Tugwell's published comments on Hoover's policies began with his series of articles in the "New Republic" on the campaign of 1928. In these articles Tugwell questioned Hoovers' reputation as a practical man. The GOP candidate, he conceded, was a superb administrator as far as he went, but his schooling in the orthodox lessons of nineteenth-century laissez faire doctrines did not allow him to go far enough. According to Hoover's ideas in political economy, government was only to assist but in no way control business.1 Concerned about industrial weak spots and low farm income, Tugwell asserted that Hoover's views prevented him from detecting symptoms of sickness. Tugwell wondered whether Alfred E. Smith would sponsor "effective industrial control which might effect a cure, or will he offer the cheaper and easier way of meeting problems only in crisis and refusing to see them until the crisis arrives-- as Mr. Hoover [does]?"2

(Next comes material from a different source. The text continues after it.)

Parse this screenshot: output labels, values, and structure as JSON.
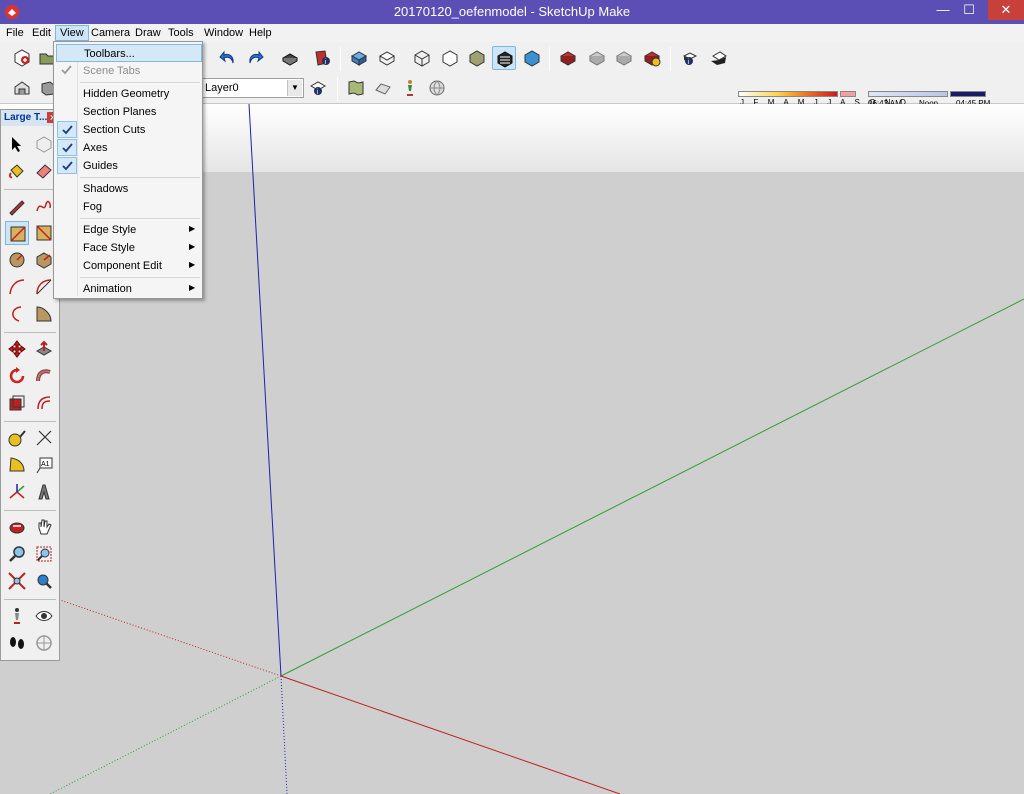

As election day neared in 1928, Tugwell's comments became harsher. In September he wrote, "One is forced to the conclusion that Mr. Hoover is either a very bad economist or that he is intellectually dishonest"--a difficult choice for intelligent people who had conceived Hoover as the engineer in politics. Tugwell thought it strange that Hoover's followers were disposed toward apology. They maintained, he noted, that it was not the real Hoover who, for example, advocated enlarged foreign commerce while outdoing Calvin Coolidge in supporting protective tariffs. Tugwell concluded, "If he believes the stuff he talks, there is nothing to be gained in electing him. If he does not believe it, when can we trust him?"3
In the early part of 1932 Tugwell reviewed the first three years of Hoover's administration in two addresses, an article, and a booklet:

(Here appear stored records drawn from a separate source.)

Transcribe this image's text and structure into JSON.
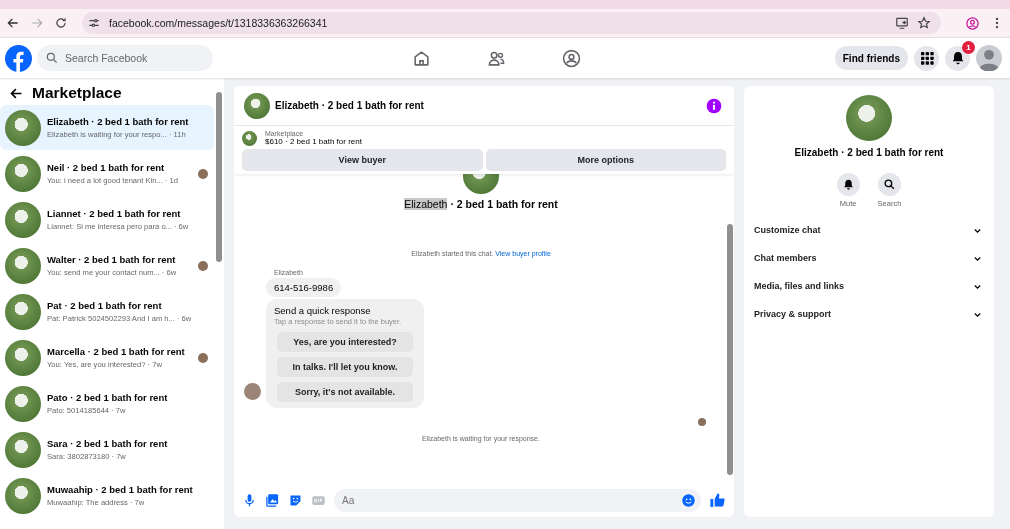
{
  "browser": {
    "url": "facebook.com/messages/t/1318336363266341"
  },
  "header": {
    "search_placeholder": "Search Facebook",
    "find_friends": "Find friends",
    "notification_count": "1"
  },
  "sidebar": {
    "title": "Marketplace",
    "items": [
      {
        "title": "Elizabeth · 2 bed 1 bath for rent",
        "preview": "Elizabeth is waiting for your respo...",
        "time": "· 11h",
        "selected": true,
        "seen": false
      },
      {
        "title": "Neil · 2 bed 1 bath for rent",
        "preview": "You: i need a lot good tenant Kin...",
        "time": "· 1d",
        "selected": false,
        "seen": true
      },
      {
        "title": "Liannet · 2 bed 1 bath for rent",
        "preview": "Liannet: Si me interesa pero para o...",
        "time": "· 6w",
        "selected": false,
        "seen": false
      },
      {
        "title": "Walter · 2 bed 1 bath for rent",
        "preview": "You: send me your contact num...",
        "time": "· 6w",
        "selected": false,
        "seen": true
      },
      {
        "title": "Pat · 2 bed 1 bath for rent",
        "preview": "Pat: Patrick 5024502293 And I am h...",
        "time": "· 6w",
        "selected": false,
        "seen": false
      },
      {
        "title": "Marcella · 2 bed 1 bath for rent",
        "preview": "You: Yes, are you interested?",
        "time": "· 7w",
        "selected": false,
        "seen": true
      },
      {
        "title": "Pato · 2 bed 1 bath for rent",
        "preview": "Pato: 5014185644",
        "time": "· 7w",
        "selected": false,
        "seen": false
      },
      {
        "title": "Sara · 2 bed 1 bath for rent",
        "preview": "Sara: 3802873180",
        "time": "· 7w",
        "selected": false,
        "seen": false
      },
      {
        "title": "Muwaahip · 2 bed 1 bath for rent",
        "preview": "Muwaahip: The address",
        "time": "· 7w",
        "selected": false,
        "seen": false
      }
    ]
  },
  "chat": {
    "title": "Elizabeth · 2 bed 1 bath for rent",
    "listing": {
      "label": "Marketplace",
      "price_title": "$610 · 2 bed 1 bath for rent"
    },
    "buttons": [
      "View buyer",
      "More options"
    ],
    "intro": {
      "name": "Elizabeth",
      "rest": "· 2 bed 1 bath for rent"
    },
    "started": {
      "text": "Elizabeth started this chat.",
      "link": "View buyer profile"
    },
    "sender": "Elizabeth",
    "message": "614-516-9986",
    "quick": {
      "title": "Send a quick response",
      "hint": "Tap a response to send it to the buyer.",
      "options": [
        "Yes, are you interested?",
        "In talks. I'll let you know.",
        "Sorry, it's not available."
      ]
    },
    "waiting": "Elizabeth is waiting for your response.",
    "composer_placeholder": "Aa"
  },
  "details": {
    "title": "Elizabeth · 2 bed 1 bath for rent",
    "actions": [
      {
        "label": "Mute",
        "kind": "bell"
      },
      {
        "label": "Search",
        "kind": "search"
      }
    ],
    "sections": [
      "Customize chat",
      "Chat members",
      "Media, files and links",
      "Privacy & support"
    ]
  }
}
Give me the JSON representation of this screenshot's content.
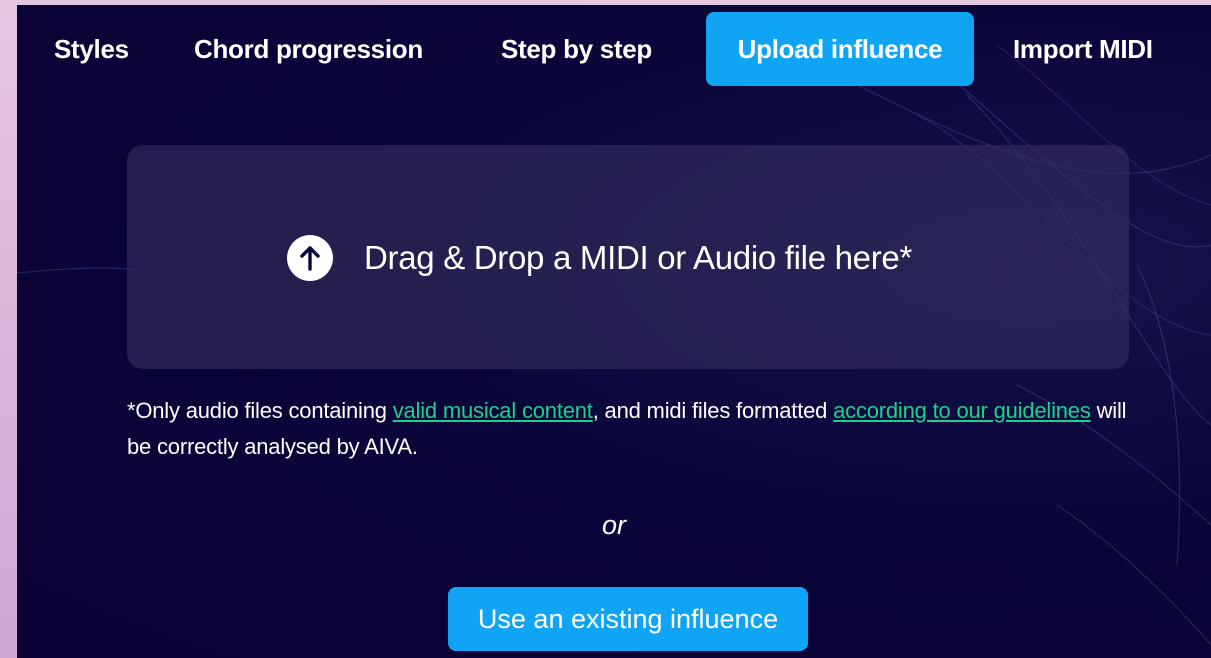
{
  "tabs": [
    {
      "label": "Styles",
      "active": false
    },
    {
      "label": "Chord progression",
      "active": false
    },
    {
      "label": "Step by step",
      "active": false
    },
    {
      "label": "Upload influence",
      "active": true
    },
    {
      "label": "Import MIDI",
      "active": false
    }
  ],
  "dropzone": {
    "icon": "arrow-up-circle-icon",
    "text": "Drag & Drop a MIDI or Audio file here*"
  },
  "note": {
    "part1": "*Only audio files containing ",
    "link1": "valid musical content",
    "part2": ", and midi files formatted ",
    "link2": "according to our guidelines",
    "part3": " will be correctly analysed by AIVA."
  },
  "separator": "or",
  "existing_button": "Use an existing influence",
  "colors": {
    "accent": "#10a4f5",
    "link": "#1fcf8a",
    "panel_bg": "#090234",
    "page_bg": "#d9b6d9"
  }
}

"Responsibility and Economic Distress," National Advisory Council on Education, Economic Series, Lecture No. 14, National Broadcasting Co., January 30, 1932; Chicago: University of Chicago Press, 1932.
"Discourse in Depression," address, Columbia Teachers College, Tugwell Papers.

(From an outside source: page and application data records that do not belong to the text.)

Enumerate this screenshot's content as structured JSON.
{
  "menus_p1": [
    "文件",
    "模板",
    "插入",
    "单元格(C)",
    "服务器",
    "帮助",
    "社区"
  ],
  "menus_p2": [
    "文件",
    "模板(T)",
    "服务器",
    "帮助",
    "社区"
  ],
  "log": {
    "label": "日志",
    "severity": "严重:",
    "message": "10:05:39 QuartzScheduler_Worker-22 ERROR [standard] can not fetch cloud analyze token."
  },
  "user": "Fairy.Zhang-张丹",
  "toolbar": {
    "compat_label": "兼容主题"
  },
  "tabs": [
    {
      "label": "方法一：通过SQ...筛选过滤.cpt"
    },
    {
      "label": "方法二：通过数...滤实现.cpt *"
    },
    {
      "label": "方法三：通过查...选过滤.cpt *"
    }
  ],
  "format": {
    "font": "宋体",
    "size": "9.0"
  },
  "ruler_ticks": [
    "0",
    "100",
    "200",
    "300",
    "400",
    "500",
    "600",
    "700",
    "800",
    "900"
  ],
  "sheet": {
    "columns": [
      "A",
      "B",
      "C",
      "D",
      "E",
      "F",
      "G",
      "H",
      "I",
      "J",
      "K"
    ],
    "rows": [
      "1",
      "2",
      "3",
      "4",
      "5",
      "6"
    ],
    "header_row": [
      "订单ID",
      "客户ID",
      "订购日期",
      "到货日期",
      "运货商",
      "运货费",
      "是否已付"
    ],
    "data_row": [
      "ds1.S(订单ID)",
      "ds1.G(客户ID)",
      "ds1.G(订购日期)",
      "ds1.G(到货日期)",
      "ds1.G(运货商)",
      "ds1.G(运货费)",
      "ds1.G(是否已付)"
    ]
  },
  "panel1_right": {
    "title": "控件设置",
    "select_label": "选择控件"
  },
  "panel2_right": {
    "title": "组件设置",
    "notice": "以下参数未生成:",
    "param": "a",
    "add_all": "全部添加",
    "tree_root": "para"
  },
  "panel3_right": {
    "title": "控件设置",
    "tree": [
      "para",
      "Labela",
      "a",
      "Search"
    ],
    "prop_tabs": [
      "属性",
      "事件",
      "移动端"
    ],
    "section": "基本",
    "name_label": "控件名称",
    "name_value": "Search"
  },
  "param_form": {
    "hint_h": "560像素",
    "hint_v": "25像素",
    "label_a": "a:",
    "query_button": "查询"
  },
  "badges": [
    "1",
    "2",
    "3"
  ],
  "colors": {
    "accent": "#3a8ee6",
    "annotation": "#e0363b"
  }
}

with A. T. Cutler and G. S. Mitchell, "Flaws in the Hoover Economic Plan," Current History, January, 1932.
Mr. Hoover's Economic Policy, New York: John Day, 1932.